After breaking free as a sometimes forgotten about subsidiary of Sprint under its Sprint Local Telephone Division (LTD) name, EMBARQ broke out in 2006 with a new logo and CEO Dan Hesse--who ironically left EMBARQ to become Sprint's top man in late 2007. Last October, CenturyTel announced it would acquire the much bigger EMBARQ for $5 billion in an all stock transaction. On one hand, the merger made sense in that the two telcos have complementary focuses: CenturyTel serves primarily rural areas, while EMBARQ serves more urban/suburban but yet still mainly smaller secondary markets. Besides their size, the two telcos appear to have different philosophies about next-gen services.
While EMBARQ was content to drive fiber deeper into neighborhoods and nodes to facilitate more use of online video, CenturyTel has been trialing video over copper. Then, there's of course wireless. Even though neither had been doing much in wireless (EMBARQ was winding down its Sprint MVNO relationship and CenturyTel sold off much of its holdings to Alltell), CenturyTel did purchase 700 MHz spectrum in some markets. What its plans are for wireless and video, however, are still unclear.

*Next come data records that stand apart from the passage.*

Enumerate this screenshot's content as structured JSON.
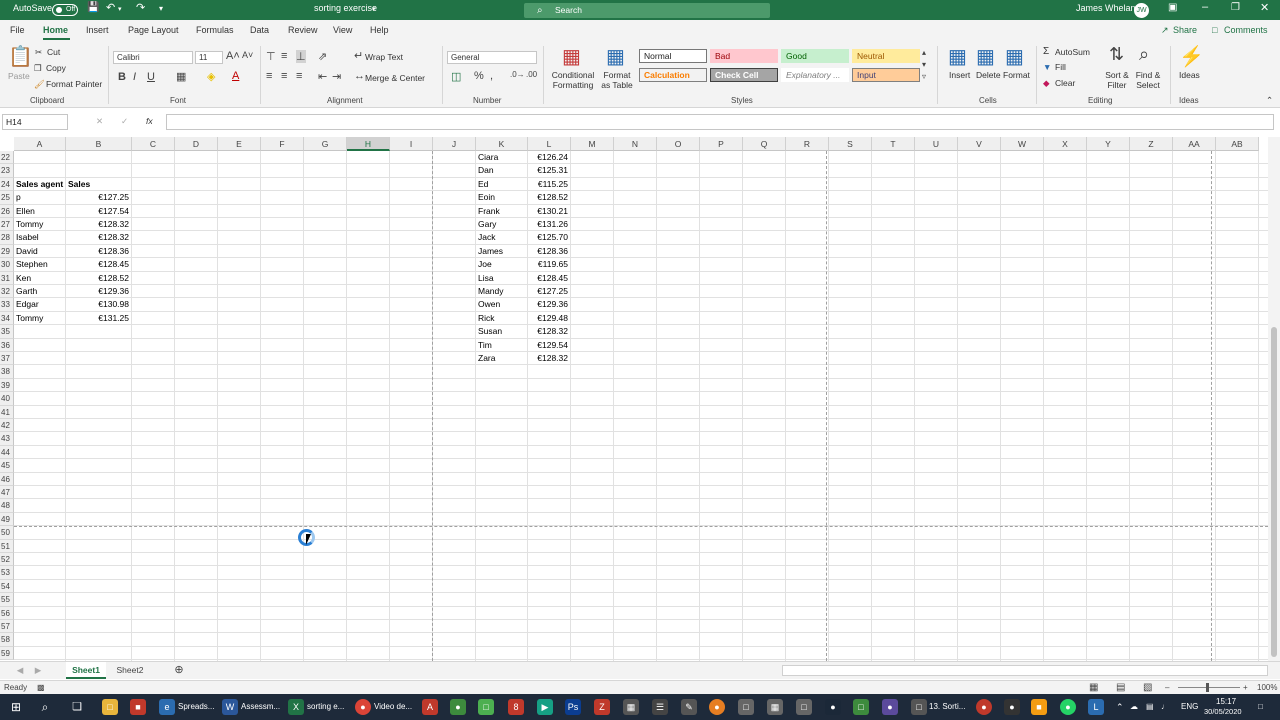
{
  "title_bar": {
    "autosave_label": "AutoSave",
    "autosave_state": "Off",
    "document_title": "sorting exercise",
    "search_placeholder": "Search",
    "user_name": "James Whelan",
    "user_initials": "JW"
  },
  "tabs": {
    "items": [
      "File",
      "Home",
      "Insert",
      "Page Layout",
      "Formulas",
      "Data",
      "Review",
      "View",
      "Help"
    ],
    "share_label": "Share",
    "comments_label": "Comments"
  },
  "ribbon": {
    "clipboard": {
      "paste": "Paste",
      "cut": "Cut",
      "copy": "Copy",
      "format_painter": "Format Painter",
      "group_label": "Clipboard"
    },
    "font": {
      "name": "Calibri",
      "size": "11",
      "bold": "B",
      "italic": "I",
      "underline": "U",
      "group_label": "Font"
    },
    "alignment": {
      "wrap_text": "Wrap Text",
      "merge_center": "Merge & Center",
      "group_label": "Alignment"
    },
    "number": {
      "format": "General",
      "group_label": "Number"
    },
    "styles": {
      "conditional": "Conditional Formatting",
      "format_as_table": "Format as Table",
      "cells": [
        "Normal",
        "Bad",
        "Good",
        "Neutral",
        "Calculation",
        "Check Cell",
        "Explanatory ...",
        "Input"
      ],
      "group_label": "Styles"
    },
    "cells": {
      "insert": "Insert",
      "delete": "Delete",
      "format": "Format",
      "group_label": "Cells"
    },
    "editing": {
      "autosum": "AutoSum",
      "fill": "Fill",
      "clear": "Clear",
      "sort_filter": "Sort & Filter",
      "find_select": "Find & Select",
      "group_label": "Editing"
    },
    "ideas": {
      "label": "Ideas",
      "group_label": "Ideas"
    }
  },
  "formula_bar": {
    "name_box": "H14",
    "formula": ""
  },
  "grid": {
    "columns": [
      "A",
      "B",
      "C",
      "D",
      "E",
      "F",
      "G",
      "H",
      "I",
      "J",
      "K",
      "L",
      "M",
      "N",
      "O",
      "P",
      "Q",
      "R",
      "S",
      "T",
      "U",
      "V",
      "W",
      "X",
      "Y",
      "Z",
      "AA",
      "AB"
    ],
    "selected_column": "H",
    "rows": [
      "22",
      "23",
      "24",
      "25",
      "26",
      "27",
      "28",
      "29",
      "30",
      "31",
      "32",
      "33",
      "34",
      "35",
      "36",
      "37",
      "38",
      "39",
      "40",
      "41",
      "42",
      "43",
      "44",
      "45",
      "46",
      "47",
      "48",
      "49",
      "50",
      "51",
      "52",
      "53",
      "54",
      "55",
      "56",
      "57",
      "58",
      "59"
    ],
    "table_left": {
      "header": [
        "Sales agent",
        "Sales"
      ],
      "rows": [
        [
          "p",
          "€127.25"
        ],
        [
          "Ellen",
          "€127.54"
        ],
        [
          "Tommy",
          "€128.32"
        ],
        [
          "Isabel",
          "€128.32"
        ],
        [
          "David",
          "€128.36"
        ],
        [
          "Stephen",
          "€128.45"
        ],
        [
          "Ken",
          "€128.52"
        ],
        [
          "Garth",
          "€129.36"
        ],
        [
          "Edgar",
          "€130.98"
        ],
        [
          "Tommy",
          "€131.25"
        ]
      ]
    },
    "table_right": {
      "rows": [
        [
          "Ciara",
          "€126.24"
        ],
        [
          "Dan",
          "€125.31"
        ],
        [
          "Ed",
          "€115.25"
        ],
        [
          "Eoin",
          "€128.52"
        ],
        [
          "Frank",
          "€130.21"
        ],
        [
          "Gary",
          "€131.26"
        ],
        [
          "Jack",
          "€125.70"
        ],
        [
          "James",
          "€128.36"
        ],
        [
          "Joe",
          "€119.65"
        ],
        [
          "Lisa",
          "€128.45"
        ],
        [
          "Mandy",
          "€127.25"
        ],
        [
          "Owen",
          "€129.36"
        ],
        [
          "Rick",
          "€129.48"
        ],
        [
          "Susan",
          "€128.32"
        ],
        [
          "Tim",
          "€129.54"
        ],
        [
          "Zara",
          "€128.32"
        ]
      ]
    }
  },
  "sheets": {
    "tabs": [
      "Sheet1",
      "Sheet2"
    ],
    "active": "Sheet1"
  },
  "status_bar": {
    "status": "Ready",
    "zoom": "100%"
  },
  "taskbar": {
    "items": [
      "Spreads...",
      "Assessm...",
      "sorting e...",
      "Video de...",
      "13. Sorti..."
    ],
    "lang": "ENG",
    "time": "15:17",
    "date": "30/05/2020"
  },
  "colors": {
    "accent": "#217346",
    "bad_bg": "#ffc7ce",
    "bad_fg": "#9c0006",
    "good_bg": "#c6efce",
    "good_fg": "#006100",
    "neutral_bg": "#ffeb9c",
    "neutral_fg": "#9c5700",
    "check_bg": "#a5a5a5",
    "input_bg": "#ffcc99"
  }
}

What surprised many industry watchers at the time was that given the proposed regulatory changes in the Universal Service fund. At the time, EMBARQ's CEO Tom Gerke said more clarity was needed and they could not wait to move the consolidation ball forward. But with honeymoon period now over, the new CenturyTel axed 55 former EMBARQ employees and said there could be more changes to come.